##### Given entries

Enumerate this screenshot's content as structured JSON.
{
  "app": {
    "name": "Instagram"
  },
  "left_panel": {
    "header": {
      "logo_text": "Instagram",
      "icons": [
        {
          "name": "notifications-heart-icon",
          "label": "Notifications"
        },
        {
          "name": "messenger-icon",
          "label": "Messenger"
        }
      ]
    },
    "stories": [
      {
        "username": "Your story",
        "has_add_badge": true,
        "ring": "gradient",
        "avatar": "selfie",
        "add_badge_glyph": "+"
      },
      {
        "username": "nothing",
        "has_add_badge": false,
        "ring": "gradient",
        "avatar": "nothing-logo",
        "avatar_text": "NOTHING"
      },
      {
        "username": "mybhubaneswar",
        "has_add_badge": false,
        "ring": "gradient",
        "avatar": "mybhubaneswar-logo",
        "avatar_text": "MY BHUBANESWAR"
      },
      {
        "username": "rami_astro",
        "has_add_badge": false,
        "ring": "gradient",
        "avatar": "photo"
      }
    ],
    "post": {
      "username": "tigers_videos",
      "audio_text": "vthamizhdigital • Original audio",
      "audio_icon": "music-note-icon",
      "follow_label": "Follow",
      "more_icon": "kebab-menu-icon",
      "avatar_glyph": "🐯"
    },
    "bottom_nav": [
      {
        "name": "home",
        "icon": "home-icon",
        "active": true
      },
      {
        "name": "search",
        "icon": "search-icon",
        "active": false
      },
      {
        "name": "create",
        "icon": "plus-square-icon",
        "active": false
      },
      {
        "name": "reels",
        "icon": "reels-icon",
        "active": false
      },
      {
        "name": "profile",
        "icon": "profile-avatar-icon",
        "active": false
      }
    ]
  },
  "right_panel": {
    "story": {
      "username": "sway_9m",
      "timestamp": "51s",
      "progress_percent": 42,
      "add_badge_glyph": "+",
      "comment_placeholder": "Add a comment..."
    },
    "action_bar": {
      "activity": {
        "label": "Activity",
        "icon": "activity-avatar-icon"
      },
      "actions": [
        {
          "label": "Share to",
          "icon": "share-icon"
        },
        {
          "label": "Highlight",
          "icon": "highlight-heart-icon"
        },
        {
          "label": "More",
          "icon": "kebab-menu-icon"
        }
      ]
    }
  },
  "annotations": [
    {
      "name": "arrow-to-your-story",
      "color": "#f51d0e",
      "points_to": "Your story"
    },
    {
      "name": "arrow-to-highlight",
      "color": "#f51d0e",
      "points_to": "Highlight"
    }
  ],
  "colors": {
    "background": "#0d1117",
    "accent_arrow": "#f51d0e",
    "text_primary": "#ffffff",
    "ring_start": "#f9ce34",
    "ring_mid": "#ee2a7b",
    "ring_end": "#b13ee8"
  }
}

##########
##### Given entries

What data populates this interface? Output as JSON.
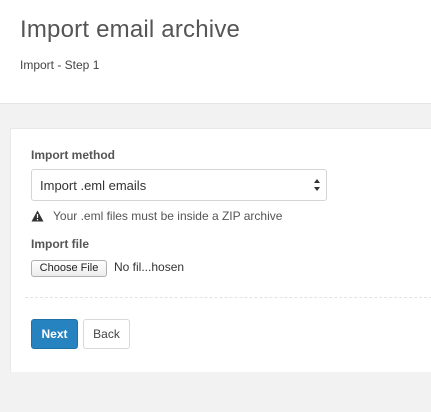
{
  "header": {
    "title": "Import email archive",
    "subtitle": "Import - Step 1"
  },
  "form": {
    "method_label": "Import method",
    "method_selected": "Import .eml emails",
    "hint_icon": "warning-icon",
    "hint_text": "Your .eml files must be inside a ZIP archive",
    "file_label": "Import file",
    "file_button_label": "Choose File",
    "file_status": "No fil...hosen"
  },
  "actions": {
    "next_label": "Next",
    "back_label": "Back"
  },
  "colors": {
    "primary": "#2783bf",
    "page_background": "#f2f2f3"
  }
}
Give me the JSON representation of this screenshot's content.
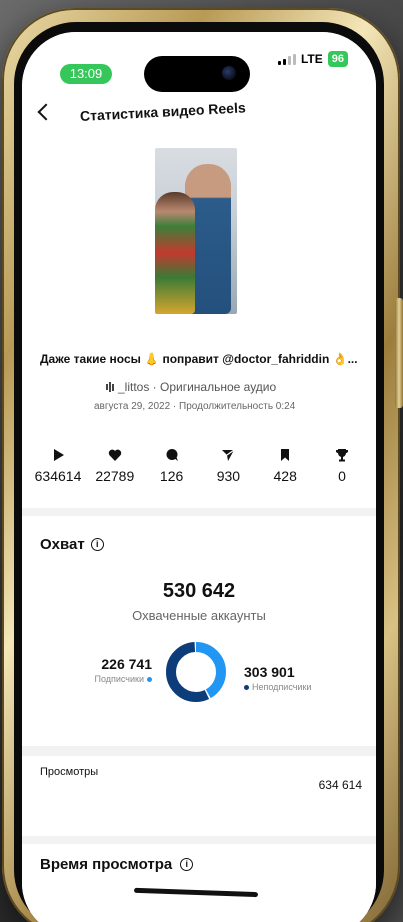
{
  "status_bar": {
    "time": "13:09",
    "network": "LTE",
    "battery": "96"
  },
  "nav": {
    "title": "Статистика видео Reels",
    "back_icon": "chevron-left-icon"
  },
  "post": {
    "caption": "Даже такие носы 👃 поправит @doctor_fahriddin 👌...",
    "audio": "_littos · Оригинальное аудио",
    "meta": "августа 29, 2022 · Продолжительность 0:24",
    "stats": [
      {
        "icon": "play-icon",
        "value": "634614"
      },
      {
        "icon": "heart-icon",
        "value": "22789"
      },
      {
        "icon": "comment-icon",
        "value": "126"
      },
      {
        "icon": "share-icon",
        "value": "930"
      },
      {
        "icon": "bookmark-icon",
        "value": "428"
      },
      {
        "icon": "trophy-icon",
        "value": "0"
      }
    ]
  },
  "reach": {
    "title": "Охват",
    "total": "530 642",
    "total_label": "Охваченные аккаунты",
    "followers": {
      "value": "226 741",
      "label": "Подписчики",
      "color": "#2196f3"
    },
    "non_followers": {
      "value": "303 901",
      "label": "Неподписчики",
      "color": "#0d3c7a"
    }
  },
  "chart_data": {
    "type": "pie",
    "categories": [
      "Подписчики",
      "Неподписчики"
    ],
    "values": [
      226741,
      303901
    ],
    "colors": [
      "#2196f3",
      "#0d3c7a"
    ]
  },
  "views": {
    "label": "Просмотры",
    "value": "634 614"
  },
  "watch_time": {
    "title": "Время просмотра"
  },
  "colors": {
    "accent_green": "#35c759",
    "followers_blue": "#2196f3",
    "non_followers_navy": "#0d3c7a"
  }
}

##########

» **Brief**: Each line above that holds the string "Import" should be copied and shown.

» **Answer box**:
    "title": "Import email archive",
    "subtitle": "Import - Step 1"
    "method_label": "Import method",
    "method_selected": "Import .eml emails",
    "file_label": "Import file",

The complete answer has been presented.